And for a coach with a reputation of being an offensive guru—who hasn’t seen his wildly popular quarterback camp each draft season on ESPN?—Gruden never proved to have much of a handle on the position in Tampa Bay. After the underrated Brad Johnson started on the Super Bowl-winning club, Gruden burned through a litany of other QBs, with the likes of Shaun King, Brian Griese, Rob Johnson, Chris Simms, Bruce Gradkowski, Jeff Garcia, Tim Rattay and Luke McCown all starting at least one game for him. That’s nine different starters in seven seasons overall. Gruden was always looking for the next guy, seemingly never satisfied with the quarterback he had. In his last season, do you remember the Bucs flirting with but failing to land Brett Favre, who signed with the Jets in 2008? The pattern was the same: Gruden swooned hardest for the players he couldn’t have.
The constant changes at quarterback were reflected in the results. In his Tampa Bay years, Gruden’s offenses ranked 25th in scoring, never once finishing in the top half of the league. Simply put, he was never able to live up to the reputation for offensive innovation he had in Oakland, where he thrived with Rich Gannon at quarterback and was thought to have one of the game’s brighter young minds on that side of the ball.
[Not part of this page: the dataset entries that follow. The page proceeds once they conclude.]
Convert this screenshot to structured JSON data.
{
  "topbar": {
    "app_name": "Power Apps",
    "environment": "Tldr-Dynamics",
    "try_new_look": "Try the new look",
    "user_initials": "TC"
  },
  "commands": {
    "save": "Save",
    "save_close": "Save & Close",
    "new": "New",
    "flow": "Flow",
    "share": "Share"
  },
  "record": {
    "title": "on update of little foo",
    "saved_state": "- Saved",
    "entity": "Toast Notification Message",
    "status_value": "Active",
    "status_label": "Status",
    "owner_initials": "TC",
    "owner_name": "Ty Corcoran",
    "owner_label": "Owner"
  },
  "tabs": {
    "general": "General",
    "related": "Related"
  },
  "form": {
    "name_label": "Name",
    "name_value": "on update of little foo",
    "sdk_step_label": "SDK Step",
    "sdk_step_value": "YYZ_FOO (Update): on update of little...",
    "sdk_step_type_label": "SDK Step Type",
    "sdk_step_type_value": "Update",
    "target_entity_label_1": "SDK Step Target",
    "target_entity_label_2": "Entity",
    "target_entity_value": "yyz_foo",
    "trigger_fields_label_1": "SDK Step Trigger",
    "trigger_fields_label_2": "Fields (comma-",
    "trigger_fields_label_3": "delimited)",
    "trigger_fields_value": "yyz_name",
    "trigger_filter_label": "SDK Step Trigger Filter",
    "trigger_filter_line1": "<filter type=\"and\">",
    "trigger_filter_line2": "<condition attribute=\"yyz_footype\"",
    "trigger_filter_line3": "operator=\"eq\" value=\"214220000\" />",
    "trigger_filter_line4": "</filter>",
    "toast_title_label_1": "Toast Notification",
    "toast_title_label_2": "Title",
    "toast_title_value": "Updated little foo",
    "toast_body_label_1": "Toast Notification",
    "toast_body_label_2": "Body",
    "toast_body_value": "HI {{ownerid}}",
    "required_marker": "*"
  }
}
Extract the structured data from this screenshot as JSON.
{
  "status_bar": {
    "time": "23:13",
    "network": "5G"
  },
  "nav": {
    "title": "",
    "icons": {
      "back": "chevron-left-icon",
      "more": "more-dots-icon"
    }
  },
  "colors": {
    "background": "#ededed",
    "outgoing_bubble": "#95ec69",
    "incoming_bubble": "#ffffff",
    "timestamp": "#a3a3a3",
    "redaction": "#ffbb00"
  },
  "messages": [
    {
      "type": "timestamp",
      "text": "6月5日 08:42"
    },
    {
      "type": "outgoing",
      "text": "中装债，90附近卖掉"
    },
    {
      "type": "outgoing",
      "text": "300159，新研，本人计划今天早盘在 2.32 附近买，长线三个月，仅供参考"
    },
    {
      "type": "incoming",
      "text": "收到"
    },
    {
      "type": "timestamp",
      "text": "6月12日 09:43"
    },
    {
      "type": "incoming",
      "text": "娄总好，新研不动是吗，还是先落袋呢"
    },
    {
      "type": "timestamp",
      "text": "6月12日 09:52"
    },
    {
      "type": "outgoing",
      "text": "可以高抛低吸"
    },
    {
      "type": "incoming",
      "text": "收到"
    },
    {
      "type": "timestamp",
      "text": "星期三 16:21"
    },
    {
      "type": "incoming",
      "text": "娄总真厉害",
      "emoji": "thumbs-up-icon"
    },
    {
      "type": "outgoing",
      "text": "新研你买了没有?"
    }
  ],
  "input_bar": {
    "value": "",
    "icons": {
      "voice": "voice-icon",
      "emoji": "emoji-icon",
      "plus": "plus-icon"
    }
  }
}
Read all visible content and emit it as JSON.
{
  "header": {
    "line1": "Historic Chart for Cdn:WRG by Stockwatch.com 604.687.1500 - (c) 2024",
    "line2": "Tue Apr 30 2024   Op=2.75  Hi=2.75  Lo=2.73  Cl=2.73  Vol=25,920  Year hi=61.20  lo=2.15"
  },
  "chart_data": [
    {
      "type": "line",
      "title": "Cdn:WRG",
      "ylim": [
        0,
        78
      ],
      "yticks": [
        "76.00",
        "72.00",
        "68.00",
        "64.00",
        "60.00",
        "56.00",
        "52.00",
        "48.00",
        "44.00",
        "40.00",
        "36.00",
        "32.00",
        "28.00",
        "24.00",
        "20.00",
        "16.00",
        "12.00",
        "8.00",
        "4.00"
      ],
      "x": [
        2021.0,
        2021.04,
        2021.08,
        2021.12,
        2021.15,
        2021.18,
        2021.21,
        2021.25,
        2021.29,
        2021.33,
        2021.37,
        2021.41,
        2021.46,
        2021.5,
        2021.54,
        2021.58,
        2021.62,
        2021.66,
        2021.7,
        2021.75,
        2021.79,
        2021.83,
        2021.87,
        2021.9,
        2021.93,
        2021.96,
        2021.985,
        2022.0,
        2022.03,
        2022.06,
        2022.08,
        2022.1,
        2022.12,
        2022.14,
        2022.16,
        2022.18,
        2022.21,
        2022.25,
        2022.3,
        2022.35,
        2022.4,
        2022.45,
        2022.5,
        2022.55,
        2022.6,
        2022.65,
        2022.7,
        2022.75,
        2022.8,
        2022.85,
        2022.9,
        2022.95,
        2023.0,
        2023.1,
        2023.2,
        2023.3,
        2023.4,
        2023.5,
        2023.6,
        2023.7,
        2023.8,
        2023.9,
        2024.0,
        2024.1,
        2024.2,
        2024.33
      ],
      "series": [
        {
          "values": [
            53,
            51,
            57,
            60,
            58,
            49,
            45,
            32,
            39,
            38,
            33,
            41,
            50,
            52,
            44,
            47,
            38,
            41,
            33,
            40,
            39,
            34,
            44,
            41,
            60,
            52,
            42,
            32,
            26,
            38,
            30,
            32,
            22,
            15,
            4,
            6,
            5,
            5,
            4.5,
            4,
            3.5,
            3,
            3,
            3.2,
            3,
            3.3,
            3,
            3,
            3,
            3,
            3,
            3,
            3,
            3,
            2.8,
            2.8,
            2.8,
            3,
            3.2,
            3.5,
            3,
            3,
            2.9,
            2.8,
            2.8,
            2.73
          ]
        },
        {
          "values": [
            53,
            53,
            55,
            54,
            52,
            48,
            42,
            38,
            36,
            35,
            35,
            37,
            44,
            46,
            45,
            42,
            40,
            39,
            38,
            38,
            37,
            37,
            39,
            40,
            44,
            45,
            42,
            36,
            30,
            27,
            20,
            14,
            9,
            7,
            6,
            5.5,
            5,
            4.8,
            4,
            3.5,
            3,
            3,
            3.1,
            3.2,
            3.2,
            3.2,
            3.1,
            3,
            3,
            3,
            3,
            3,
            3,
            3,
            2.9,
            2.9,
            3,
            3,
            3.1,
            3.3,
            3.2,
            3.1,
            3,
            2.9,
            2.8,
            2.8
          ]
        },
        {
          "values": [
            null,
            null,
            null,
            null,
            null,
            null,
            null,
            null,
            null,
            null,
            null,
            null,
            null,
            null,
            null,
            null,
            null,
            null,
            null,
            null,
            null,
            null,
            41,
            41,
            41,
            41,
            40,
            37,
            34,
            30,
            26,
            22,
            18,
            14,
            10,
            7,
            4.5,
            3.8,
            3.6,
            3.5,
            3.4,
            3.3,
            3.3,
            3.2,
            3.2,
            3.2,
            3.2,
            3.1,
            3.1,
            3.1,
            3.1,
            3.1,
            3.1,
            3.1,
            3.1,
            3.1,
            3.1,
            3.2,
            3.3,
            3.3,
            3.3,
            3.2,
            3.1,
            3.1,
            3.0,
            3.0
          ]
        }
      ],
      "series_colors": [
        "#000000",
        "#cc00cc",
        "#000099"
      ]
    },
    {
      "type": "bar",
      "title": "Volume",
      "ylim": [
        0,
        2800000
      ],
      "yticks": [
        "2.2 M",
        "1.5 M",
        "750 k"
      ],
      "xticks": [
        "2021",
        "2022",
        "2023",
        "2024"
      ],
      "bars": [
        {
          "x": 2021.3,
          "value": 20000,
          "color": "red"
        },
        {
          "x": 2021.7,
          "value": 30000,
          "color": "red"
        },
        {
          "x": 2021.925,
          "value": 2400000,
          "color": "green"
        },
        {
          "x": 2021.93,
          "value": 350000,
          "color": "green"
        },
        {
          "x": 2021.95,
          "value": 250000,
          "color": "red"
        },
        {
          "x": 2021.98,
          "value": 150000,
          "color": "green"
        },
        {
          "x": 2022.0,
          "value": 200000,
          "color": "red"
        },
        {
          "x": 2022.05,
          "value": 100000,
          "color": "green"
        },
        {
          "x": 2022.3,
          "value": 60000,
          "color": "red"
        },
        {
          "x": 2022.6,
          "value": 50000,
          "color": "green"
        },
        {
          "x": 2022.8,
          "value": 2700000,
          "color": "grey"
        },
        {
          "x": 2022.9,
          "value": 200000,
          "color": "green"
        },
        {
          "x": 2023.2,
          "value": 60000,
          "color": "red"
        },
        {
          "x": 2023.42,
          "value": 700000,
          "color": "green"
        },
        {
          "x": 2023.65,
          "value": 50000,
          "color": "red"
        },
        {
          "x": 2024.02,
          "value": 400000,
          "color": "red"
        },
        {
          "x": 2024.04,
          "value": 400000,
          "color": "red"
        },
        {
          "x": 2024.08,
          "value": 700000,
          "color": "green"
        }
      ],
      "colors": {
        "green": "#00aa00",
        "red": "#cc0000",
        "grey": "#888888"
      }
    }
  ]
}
If I were Davis, I’d be very wary of giving Gruden complete authority over personnel decision-making, minus a general manager with a strong voice and track record of draft results. Some believe Gruden started going downhill in Tampa Bay when he feuded with and then won a power struggle over longtime Bucs general manager Rich McKay in 2003, with McKay resigning in December to take Atlanta’s GM job. Gruden never distinguishing himself as a personnel evaluator with the Bucs, or built up the roster to the point where the franchise could enjoy sustained success.
In time, his feuds with McKay, receiver Keyshawn Johnson, and even respected Bucs defensive coordinator Monte Kiffin toward the end of their association, damaged Gruden’s reputation and made him seem difficult to work with. By the end of his tenure in Tampa, his personnel decisions, offensive acumen and head coaching touch all drew fire, giving his critics plenty of fodder.
It’s not hard to understand the Raiders’ infatuation with Gruden. He was at their helm during the final glory days of this fabled franchise. But resist the urge, Oakland. Don’t make your past the map you use to find your way to a better future. Learn from history. Don’t go chasing the celebrated return of the Gruden era. Instead, you could easily wind up recalling the Gruden error.